Thursday, 23 May 2013

Coming And Going

She came back a second time. By then we both had Chlymidia.

Wednesday, 1 May 2013

Sexy Story

The bitch left me, came back to give me Chlamydia, and then fucked off again.

Sunday, 28 April 2013

Gatekeeper Attacked

Most security work is fraught with danger, and gate keeping is no exception. On 17 April David Tyfield was brutally attacked while on duty at the entrance to the Genuine Poets Society. He had just turned away a rowdy crowd of rappers, street artists and performance poets led by Aryan Kaganof. After being knocked to the ground, Tyfield was severely beaten by his assailant, robbed of his credentials, and left for dead. His attacker, later identified as Andrew Miller, is still at large.
Speaking from his hospital bed, David said he was through with gate keeping. “I’ll probably look for a job as a car guard,” he told the press.

“Remembering Stephen Watson.

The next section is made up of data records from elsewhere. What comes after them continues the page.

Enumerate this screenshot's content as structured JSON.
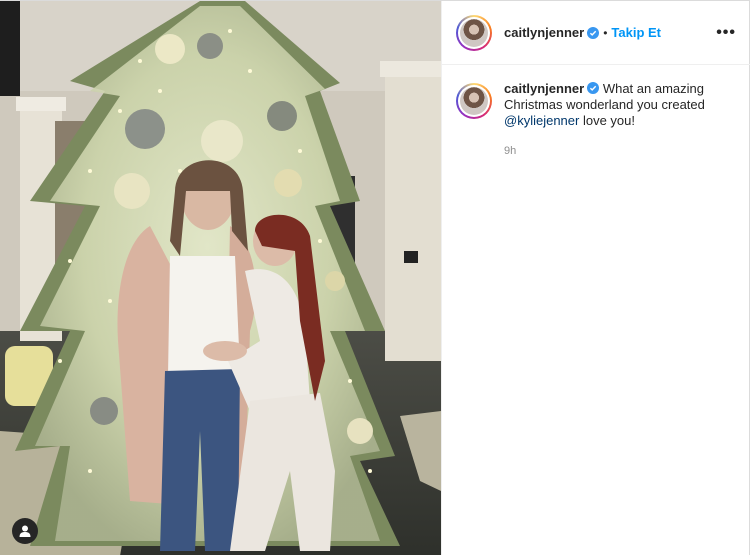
{
  "header": {
    "username": "caitlynjenner",
    "separator": "•",
    "follow_label": "Takip Et",
    "more_label": "•••"
  },
  "caption": {
    "username": "caitlynjenner",
    "text_before": "What an amazing Christmas wonderland you created ",
    "mention": "@kyliejenner",
    "text_after": " love you!",
    "time": "9h"
  },
  "icons": {
    "verified": "verified-badge-icon",
    "tag": "user-tag-icon"
  },
  "colors": {
    "link": "#0095f6",
    "mention": "#00376b",
    "verified": "#3897f0"
  }
}
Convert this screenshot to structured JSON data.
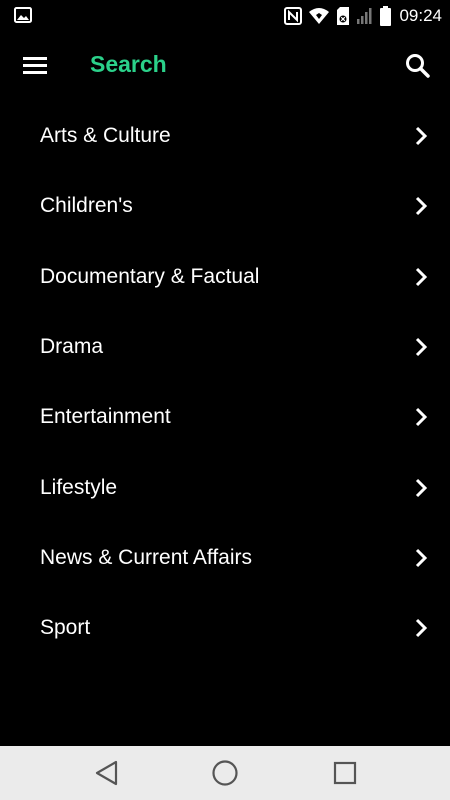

A legacy at risk” David Tyfield SLIPNET
“Poetry matters (even when you don’t like it)” Andrew MillerDAILY MAVERICK